A major Scottish project to remove American mink is looking for volunteers to help run mink rafts.
Ben Seaman, with the Cromarty Firth Fishery Trust, said: “We monitor for mink presence using a network of mink rafts which are looked after by volunteers….we have gaps in the network we’d like to fill – in particular, we’d love more help along the Cromarty Firth and the Dornoch Firth. So if anyone living in Cromarty, Invergordon, Alness and Evanton areas or in Bonar Bridge, Dornoch, Loch Fleet and Golspie areas is interested in getting involved they should get in touch for more information.”
How mink rafts work
Mink rafts contain a clay pad hidden inside a tunnel. Volunteers check the raft for footprints every fortnight and if a mink is present a live capture trap is set so the animal can be humanely despatched.
Shooting UK spoke to Vicky Hilton of Scottish Invasive Species Initiative (SISI) who warned: “Mink will eat almost anything that nests on the ground, the eggs and chicks of curlews, lapwings, oystercatchers, snipe as well as pheasants and grouse.”
Mink became established in the wild in the 1960s having escaped from fur farms and are dispersing widely across the country. Vicky Hilton continued: “Numbers are in the tends of thousands – there is no way to give an accurate figure.”
Professor Xavier Lambin, from the University of Aberdeen School of Biological Sciences, said: “The American mink is an opportunistic predator which is also a very effective coloniser of new areas. Mink can travel large distances to take up new territories (25% will travel 80km to take up a territory) and so control needs to be on a large scale to protect cleared areas from re-colonisation. ”

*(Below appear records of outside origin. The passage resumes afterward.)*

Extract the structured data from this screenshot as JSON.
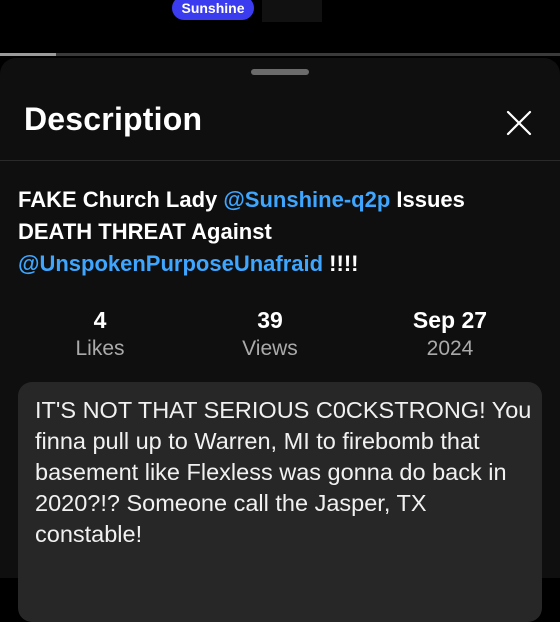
{
  "top": {
    "channel_chip": "Sunshine",
    "progress_fraction": 0.1
  },
  "sheet": {
    "title": "Description",
    "close_icon": "close-icon"
  },
  "video": {
    "title_parts": {
      "prefix": "FAKE Church Lady ",
      "mention1": "@Sunshine-q2p",
      "middle": " Issues DEATH THREAT Against ",
      "mention2": "@UnspokenPurposeUnafraid",
      "suffix": " !!!!"
    },
    "stats": {
      "likes_value": "4",
      "likes_label": "Likes",
      "views_value": "39",
      "views_label": "Views",
      "date_value": "Sep 27",
      "date_year": "2024"
    },
    "description": "IT'S NOT THAT SERIOUS C0CKSTRONG! You finna pull up to Warren, MI to firebomb that basement like Flexless was gonna do back in 2020?!? Someone call the Jasper, TX constable!"
  },
  "colors": {
    "accent_link": "#3ea6ff",
    "chip": "#3b3bf0",
    "sheet_bg": "#0f0f0f",
    "box_bg": "#272727"
  }
}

Anyone interested in becoming a mink raft volunteer should contact Cromarty Firth Fishery Trust biologist Ben Seaman on BenSeaman@live.co.uk